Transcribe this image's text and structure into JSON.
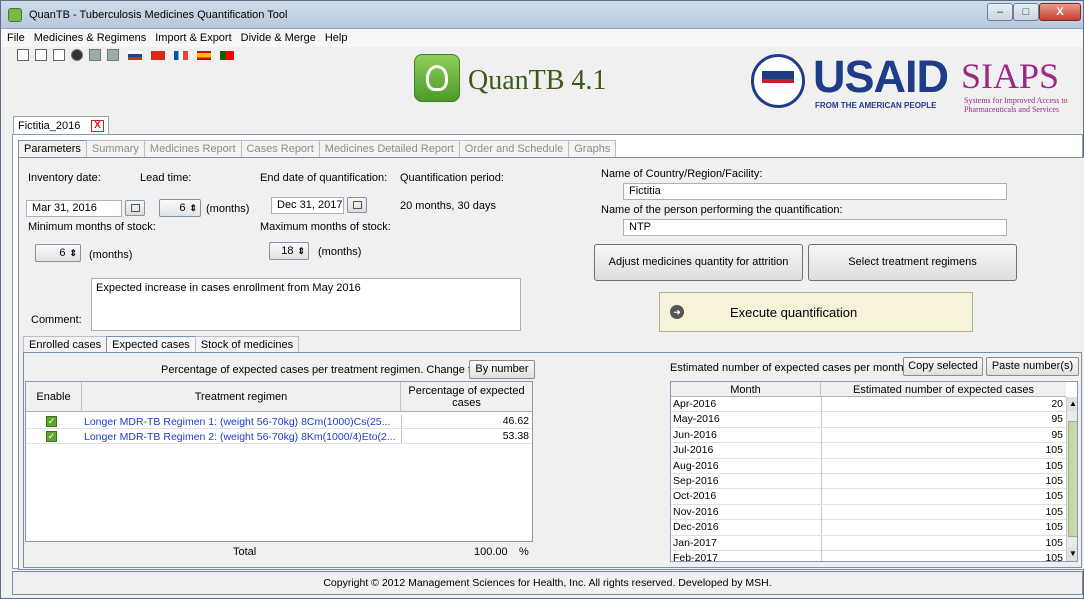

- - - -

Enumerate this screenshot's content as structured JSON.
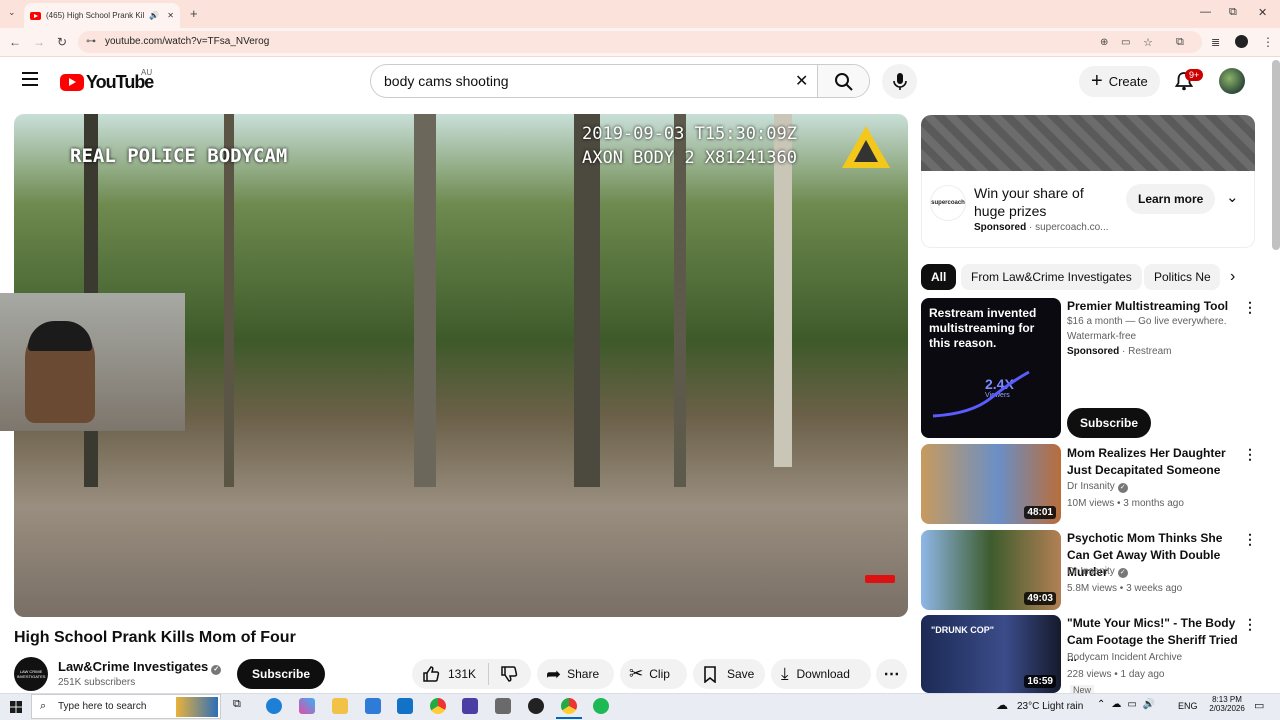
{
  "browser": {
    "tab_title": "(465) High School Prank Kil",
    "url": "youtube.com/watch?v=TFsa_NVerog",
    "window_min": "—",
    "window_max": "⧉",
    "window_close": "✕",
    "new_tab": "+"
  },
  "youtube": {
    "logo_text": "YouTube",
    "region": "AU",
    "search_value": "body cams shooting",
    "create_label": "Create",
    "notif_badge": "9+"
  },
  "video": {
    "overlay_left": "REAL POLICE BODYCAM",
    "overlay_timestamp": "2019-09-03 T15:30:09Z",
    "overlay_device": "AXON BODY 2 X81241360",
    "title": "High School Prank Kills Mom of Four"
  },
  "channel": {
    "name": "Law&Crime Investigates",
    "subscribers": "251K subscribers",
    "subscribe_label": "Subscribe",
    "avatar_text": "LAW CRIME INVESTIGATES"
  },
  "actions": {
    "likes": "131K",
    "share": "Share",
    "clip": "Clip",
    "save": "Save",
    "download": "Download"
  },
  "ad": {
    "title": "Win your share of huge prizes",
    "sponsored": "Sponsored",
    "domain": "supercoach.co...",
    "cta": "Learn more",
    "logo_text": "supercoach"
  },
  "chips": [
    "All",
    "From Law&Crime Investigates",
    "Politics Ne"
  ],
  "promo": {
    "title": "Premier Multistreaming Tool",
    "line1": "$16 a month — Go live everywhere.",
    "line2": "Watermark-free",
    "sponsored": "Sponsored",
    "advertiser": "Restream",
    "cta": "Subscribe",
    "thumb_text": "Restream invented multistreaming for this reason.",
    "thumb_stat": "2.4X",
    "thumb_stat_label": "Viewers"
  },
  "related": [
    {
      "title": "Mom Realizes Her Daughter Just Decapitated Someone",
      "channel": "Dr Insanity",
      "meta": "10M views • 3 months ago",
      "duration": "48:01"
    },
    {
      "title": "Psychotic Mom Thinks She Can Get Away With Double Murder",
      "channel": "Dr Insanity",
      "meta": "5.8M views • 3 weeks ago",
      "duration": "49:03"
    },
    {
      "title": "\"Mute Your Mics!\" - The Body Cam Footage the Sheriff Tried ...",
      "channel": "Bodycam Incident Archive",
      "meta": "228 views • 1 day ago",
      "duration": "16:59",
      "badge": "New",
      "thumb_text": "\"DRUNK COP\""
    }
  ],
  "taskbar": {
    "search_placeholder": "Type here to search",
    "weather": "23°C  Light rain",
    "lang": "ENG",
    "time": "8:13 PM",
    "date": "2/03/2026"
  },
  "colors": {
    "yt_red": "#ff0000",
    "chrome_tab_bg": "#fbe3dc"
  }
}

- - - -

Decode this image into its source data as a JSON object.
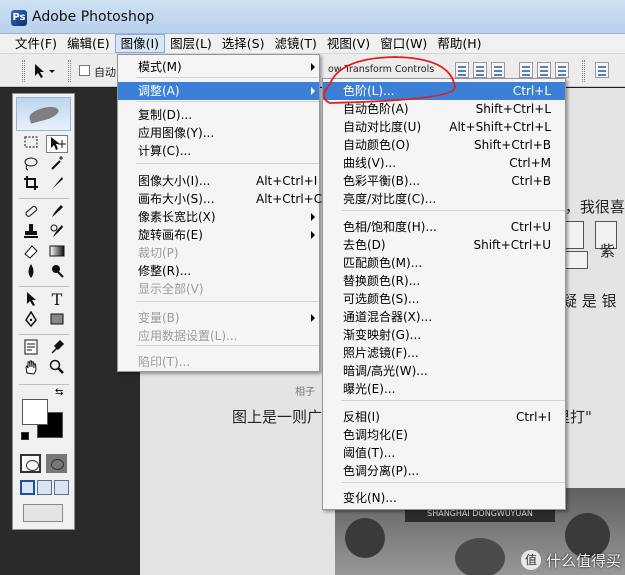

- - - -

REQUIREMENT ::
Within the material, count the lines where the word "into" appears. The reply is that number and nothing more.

RESULT FOR THIS EXERCISE ::
2